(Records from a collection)
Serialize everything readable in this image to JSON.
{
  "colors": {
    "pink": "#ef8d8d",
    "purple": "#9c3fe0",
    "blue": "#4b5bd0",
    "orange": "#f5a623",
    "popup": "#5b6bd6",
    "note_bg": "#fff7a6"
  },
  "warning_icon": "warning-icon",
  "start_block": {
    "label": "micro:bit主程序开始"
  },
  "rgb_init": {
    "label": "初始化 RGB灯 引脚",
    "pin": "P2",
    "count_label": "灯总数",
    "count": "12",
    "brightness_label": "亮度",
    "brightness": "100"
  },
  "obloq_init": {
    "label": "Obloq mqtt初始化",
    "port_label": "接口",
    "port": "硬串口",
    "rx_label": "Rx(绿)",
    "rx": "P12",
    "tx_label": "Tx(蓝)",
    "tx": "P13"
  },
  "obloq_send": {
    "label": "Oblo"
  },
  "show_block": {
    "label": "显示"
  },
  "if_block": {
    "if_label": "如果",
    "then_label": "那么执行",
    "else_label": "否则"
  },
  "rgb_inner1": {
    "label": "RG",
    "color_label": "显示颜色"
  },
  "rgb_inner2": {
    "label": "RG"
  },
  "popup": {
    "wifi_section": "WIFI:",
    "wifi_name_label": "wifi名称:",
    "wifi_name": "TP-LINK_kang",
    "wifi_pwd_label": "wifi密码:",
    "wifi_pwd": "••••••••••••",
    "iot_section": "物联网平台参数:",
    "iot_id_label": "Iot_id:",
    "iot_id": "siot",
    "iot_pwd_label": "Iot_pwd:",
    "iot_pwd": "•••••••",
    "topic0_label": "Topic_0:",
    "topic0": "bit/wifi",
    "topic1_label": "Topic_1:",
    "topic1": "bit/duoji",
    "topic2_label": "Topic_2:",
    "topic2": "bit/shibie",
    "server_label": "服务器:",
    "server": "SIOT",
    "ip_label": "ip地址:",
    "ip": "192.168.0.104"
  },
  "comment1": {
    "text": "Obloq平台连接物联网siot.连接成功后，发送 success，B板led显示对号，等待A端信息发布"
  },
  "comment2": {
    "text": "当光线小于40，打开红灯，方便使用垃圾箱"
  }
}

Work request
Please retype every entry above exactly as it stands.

Task result
Serialize everything readable in this image to JSON.
{
  "colors": {
    "pink": "#ef8d8d",
    "purple": "#9c3fe0",
    "blue": "#4b5bd0",
    "orange": "#f5a623",
    "popup": "#5b6bd6",
    "note_bg": "#fff7a6"
  },
  "warning_icon": "warning-icon",
  "start_block": {
    "label": "micro:bit主程序开始"
  },
  "rgb_init": {
    "label": "初始化 RGB灯 引脚",
    "pin": "P2",
    "count_label": "灯总数",
    "count": "12",
    "brightness_label": "亮度",
    "brightness": "100"
  },
  "obloq_init": {
    "label": "Obloq mqtt初始化",
    "port_label": "接口",
    "port": "硬串口",
    "rx_label": "Rx(绿)",
    "rx": "P12",
    "tx_label": "Tx(蓝)",
    "tx": "P13"
  },
  "obloq_send": {
    "label": "Oblo"
  },
  "show_block": {
    "label": "显示"
  },
  "if_block": {
    "if_label": "如果",
    "then_label": "那么执行",
    "else_label": "否则"
  },
  "rgb_inner1": {
    "label": "RG",
    "color_label": "显示颜色"
  },
  "rgb_inner2": {
    "label": "RG"
  },
  "popup": {
    "wifi_section": "WIFI:",
    "wifi_name_label": "wifi名称:",
    "wifi_name": "TP-LINK_kang",
    "wifi_pwd_label": "wifi密码:",
    "wifi_pwd": "••••••••••••",
    "iot_section": "物联网平台参数:",
    "iot_id_label": "Iot_id:",
    "iot_id": "siot",
    "iot_pwd_label": "Iot_pwd:",
    "iot_pwd": "•••••••",
    "topic0_label": "Topic_0:",
    "topic0": "bit/wifi",
    "topic1_label": "Topic_1:",
    "topic1": "bit/duoji",
    "topic2_label": "Topic_2:",
    "topic2": "bit/shibie",
    "server_label": "服务器:",
    "server": "SIOT",
    "ip_label": "ip地址:",
    "ip": "192.168.0.104"
  },
  "comment1": {
    "text": "Obloq平台连接物联网siot.连接成功后，发送 success，B板led显示对号，等待A端信息发布"
  },
  "comment2": {
    "text": "当光线小于40，打开红灯，方便使用垃圾箱"
  }
}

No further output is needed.